As we enter the gates at Mont Rochelle, the clouds part and sunshine streams through, it must be James again. The views of the towering Franschhoek mountains and breaks of bright blue sky in-between fluffy clouds lifts our moods immediately. It’s a little wet outside, but there is a fire burning inside and next to our table is a window that looks out onto the mesmerising misty mountains. I can’t stop staring, I’ve missed outside.
Adaptability is key and the staff responsibly explain new procedures to us. The menu at the table is cleverly triggered via a QR code so the least amount of contact is adhered to. The menu at the Country Kitchen caters to firm favourites, steak prepared to your perfection, fish, burgers, sharing platters and even a butter chicken for this cold day.
For starters I indulged in the Klein Karoo venison carpaccio (R95), this should be your first and only starter choice. Thin lashings of venison were smothered in a sweet teriyaki dressing, and accompanied by a bite of chilli, ginger and spring onion. I love the surprise flavours of a dish I would normally enjoy at the main restaurant Miko.
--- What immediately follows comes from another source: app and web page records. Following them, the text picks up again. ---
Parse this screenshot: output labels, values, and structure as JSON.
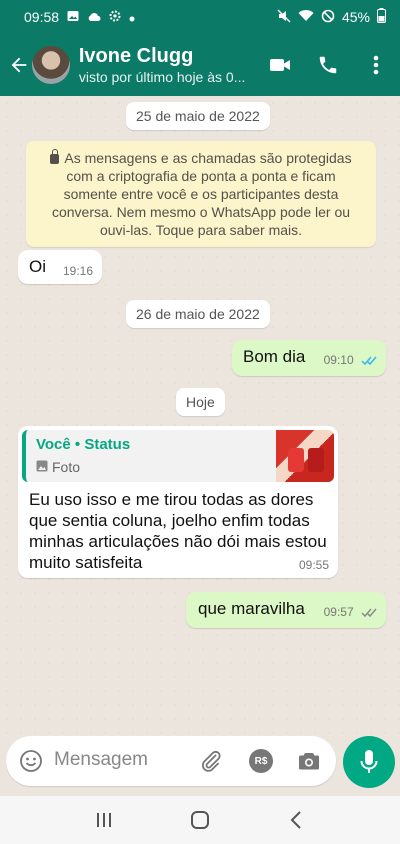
{
  "status_bar": {
    "time": "09:58",
    "battery": "45%"
  },
  "header": {
    "contact_name": "Ivone Clugg",
    "last_seen": "visto por último hoje às 0..."
  },
  "messages": {
    "date1": "25 de maio de 2022",
    "encryption_notice": "As mensagens e as chamadas são protegidas com a criptografia de ponta a ponta e ficam somente entre você e os participantes desta conversa. Nem mesmo o WhatsApp pode ler ou ouvi-las. Toque para saber mais.",
    "msg1": {
      "text": "Oi",
      "time": "19:16"
    },
    "date2": "26 de maio de 2022",
    "msg2": {
      "text": "Bom dia",
      "time": "09:10"
    },
    "date3": "Hoje",
    "msg3": {
      "reply_title": "Você • Status",
      "reply_media": "Foto",
      "text": "Eu uso isso e me tirou todas as dores que sentia coluna, joelho enfim todas minhas articulações não dói mais estou muito satisfeita",
      "time": "09:55"
    },
    "msg4": {
      "text": "que maravilha",
      "time": "09:57"
    }
  },
  "composer": {
    "placeholder": "Mensagem",
    "payment_label": "R$"
  },
  "icons": {
    "status_bar": [
      "image-icon",
      "cloud-icon",
      "settings-icon",
      "dot-icon",
      "mute-icon",
      "wifi-icon",
      "do-not-disturb-icon",
      "battery-icon"
    ],
    "header": [
      "back-arrow-icon",
      "video-call-icon",
      "phone-icon",
      "more-vert-icon"
    ],
    "composer": [
      "emoji-icon",
      "attach-icon",
      "payment-icon",
      "camera-icon",
      "mic-icon"
    ],
    "nav": [
      "recent-apps-icon",
      "home-icon",
      "back-icon"
    ]
  },
  "colors": {
    "header": "#0b7a66",
    "accent": "#00a884",
    "outgoing_bubble": "#dcf8c6",
    "read_ticks": "#34b7f1",
    "delivered_ticks": "#8c8c8c",
    "notice_bg": "#fcf4cb"
  }
}
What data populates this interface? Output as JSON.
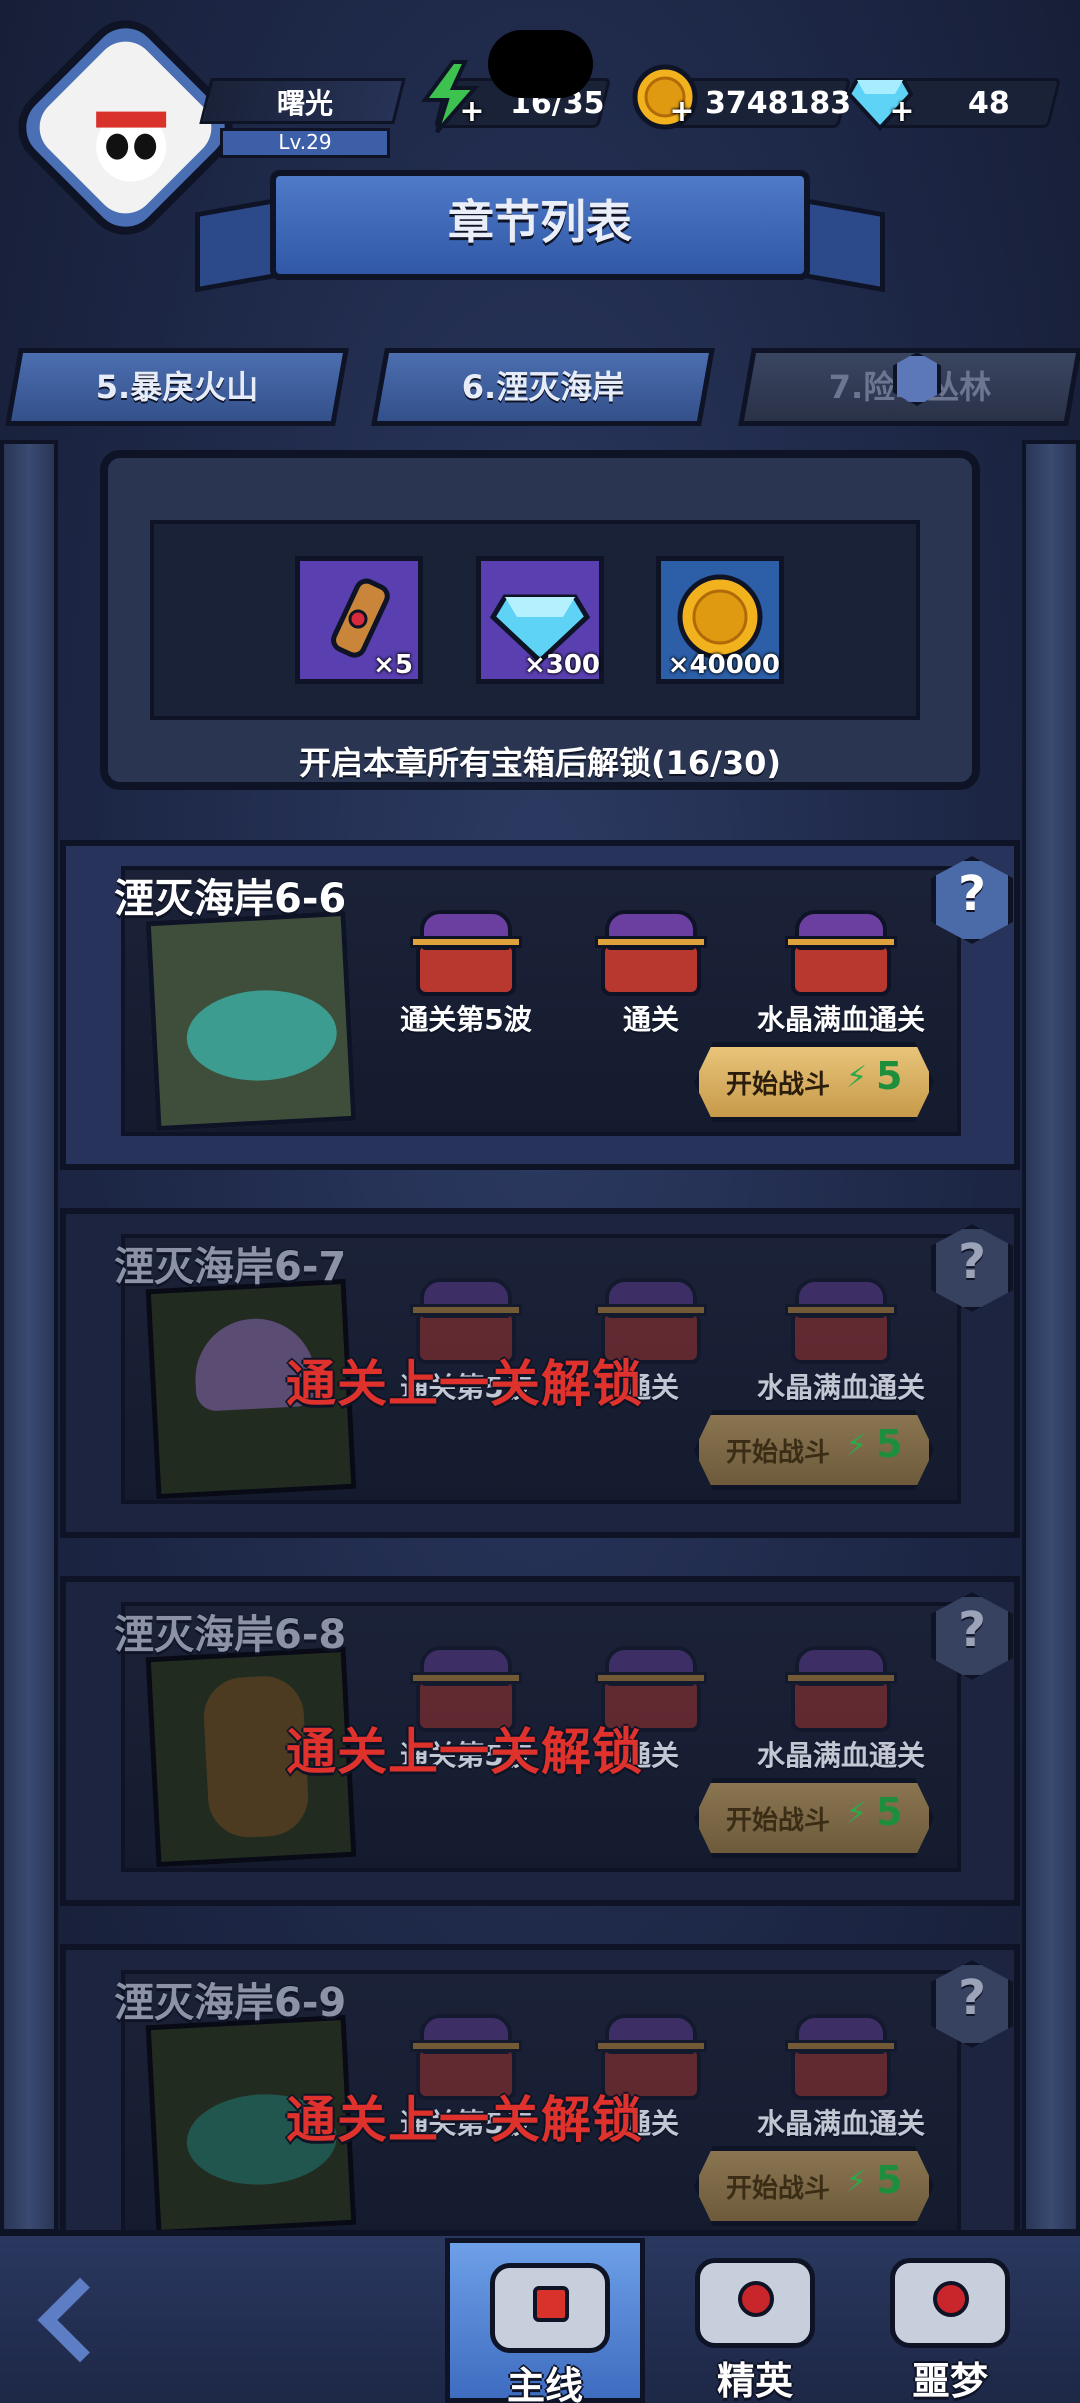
{
  "player": {
    "name": "曙光",
    "level": "Lv.29"
  },
  "resources": {
    "energy": "16/35",
    "coins": "3748183",
    "gems": "48"
  },
  "title": "章节列表",
  "chapters": [
    {
      "label": "5.暴戾火山"
    },
    {
      "label": "6.湮灭海岸"
    },
    {
      "label": "7.险峻丛林"
    }
  ],
  "chapter_rewards": {
    "items": [
      {
        "icon": "scroll-icon",
        "count": "×5"
      },
      {
        "icon": "gem-icon",
        "count": "×300"
      },
      {
        "icon": "coin-icon",
        "count": "×40000"
      }
    ],
    "unlock_note": "开启本章所有宝箱后解锁(16/30)"
  },
  "levels": [
    {
      "title": "湮灭海岸6-6",
      "locked": false,
      "chests": [
        "通关第5波",
        "通关",
        "水晶满血通关"
      ],
      "battle_label": "开始战斗",
      "cost": "5",
      "lock_message": ""
    },
    {
      "title": "湮灭海岸6-7",
      "locked": true,
      "chests": [
        "通关第5波",
        "通关",
        "水晶满血通关"
      ],
      "battle_label": "开始战斗",
      "cost": "5",
      "lock_message": "通关上一关解锁"
    },
    {
      "title": "湮灭海岸6-8",
      "locked": true,
      "chests": [
        "通关第5波",
        "通关",
        "水晶满血通关"
      ],
      "battle_label": "开始战斗",
      "cost": "5",
      "lock_message": "通关上一关解锁"
    },
    {
      "title": "湮灭海岸6-9",
      "locked": true,
      "chests": [
        "通关第5波",
        "通关",
        "水晶满血通关"
      ],
      "battle_label": "开始战斗",
      "cost": "5",
      "lock_message": "通关上一关解锁"
    }
  ],
  "help_symbol": "?",
  "bolt_symbol": "⚡",
  "plus_symbol": "+",
  "bottom_nav": [
    {
      "label": "主线",
      "active": true
    },
    {
      "label": "精英",
      "active": false
    },
    {
      "label": "噩梦",
      "active": false
    }
  ],
  "colors": {
    "accent_blue": "#3e6cc0",
    "energy_green": "#2fa84a",
    "lock_red": "#e0322c",
    "button_gold": "#c79a4a"
  }
}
It was polished off a few quick mouthfuls later.
Other starters include buffalo wings (R90), deep-fried camembert (R95) and fried calamari (R90). My lunch companion couldn’t resist the wings, they were lathered in a sticky, sweet and smokey barbecue sauce, and deeply flavourful.
It was a steak and potatoes kinda day, and it proved to be a good decision. Although I could have easily had the venison carpaccio as a main meal, as well as a dessert. The karan beef steak with french fries (R160), served with a Madagascan green peppercorn sauce cancelled out my craving for a medium-done, brilliantly prepared, piece of meat.
Dessert was not the venison carpaccio, but the gluten-free chocolate brownie with ice cream (R65) was fierce competition. How Chef manages to make something this incredible gluten-free is beyond me, don’t question greatness, just go with it.
Indulge in the estate wines while you savour the meals, I needed to take a few moments to walk outside and breathe in the view. The air always smells a little sweeter in Franschhoek, it could also be that Mont Rochelle is my happy place. I only have fond memories of leisurely dinners, intriguing company and waking up in the hotel with the most magnificent mountains towering before me on a crisp Franschhoek morning.
It’s the space you don’t ever forget in a hurry. If you haven’t visited, go out of your way to do so just so that you get a chance to experience those moments of mountain bliss.
The hotel is now officially open after months of lockdown, and guests can indulge in a special reopening rate.
For further information or bookings, please call +27 (0) 21 876 2770 or email [email protected]
Pictures: Nidha Narrandes